Saving Community Journalism

by Penelope Muse Abernathy The University of North Carolina Press (April 29, 2014)

America's community newspapers have entered an age of disruption. Towns and cities continue to need the journalism and advertising so essential to nurturing local identity and connection among citizens. But...


Tribal Television

by Dustin Tahmahkera The University of North Carolina Press (October 30, 2014)

Native Americans have been a constant fixture on television, from the dawn of broadcasting, when the iconic Indian head test pattern was frequently used during station sign-ons and sign-offs, to the present....


A History of the Book in America

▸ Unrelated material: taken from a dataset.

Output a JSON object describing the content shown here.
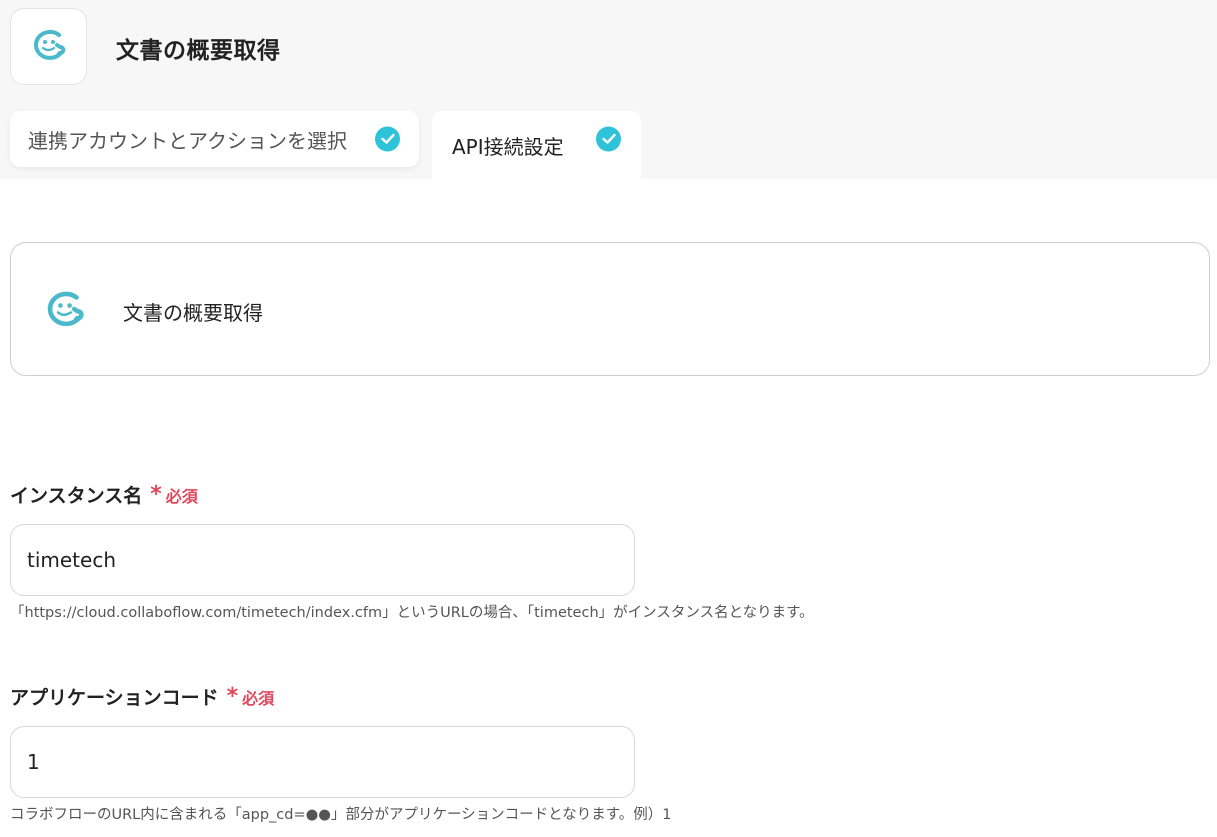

by Scott E. Casper, Jeffrey D. Groves, Stephen W. Nissenbaum & Michael Winship The University of North Carolina Press (September 15, 2009)

Volume 3 of A History of the Book in America narrates the emergence of a national book trade in the nineteenth century, as changes in manufacturing, distribution, and publishing conditioned, and were conditioned...


Paulo Freire and the Cold War Politics of Literacy

by Andrew J. Kirkendall The University of North Carolina Press (October 06, 2010)

In the twentieth century, illiteracy and its elimination were political issues important enough to figure in the fall of governments (as in Brazil in 1964), the building of nations (in newly independent African...


Amazing Place

by Marianne Gingher The University of North Carolina Press (March 23, 2015)

Some of us understand place in terms of family and community, landscape, or even the weather. For others, the idea of place becomes more distinct and particular: the sound of someone humming while washing dishes,...


Signs of Cherokee Culture: Sequoyah's Syllabary in Eastern Cherokee Life

by Margaret Bender The University of North Carolina Press (April 03, 2003)

Based on extensive fieldwork in the community of the Eastern Band of Cherokee Indians in western North Carolina, this book uses a semiotic approach to investigate the historic and contemporary role of the Sequoyan...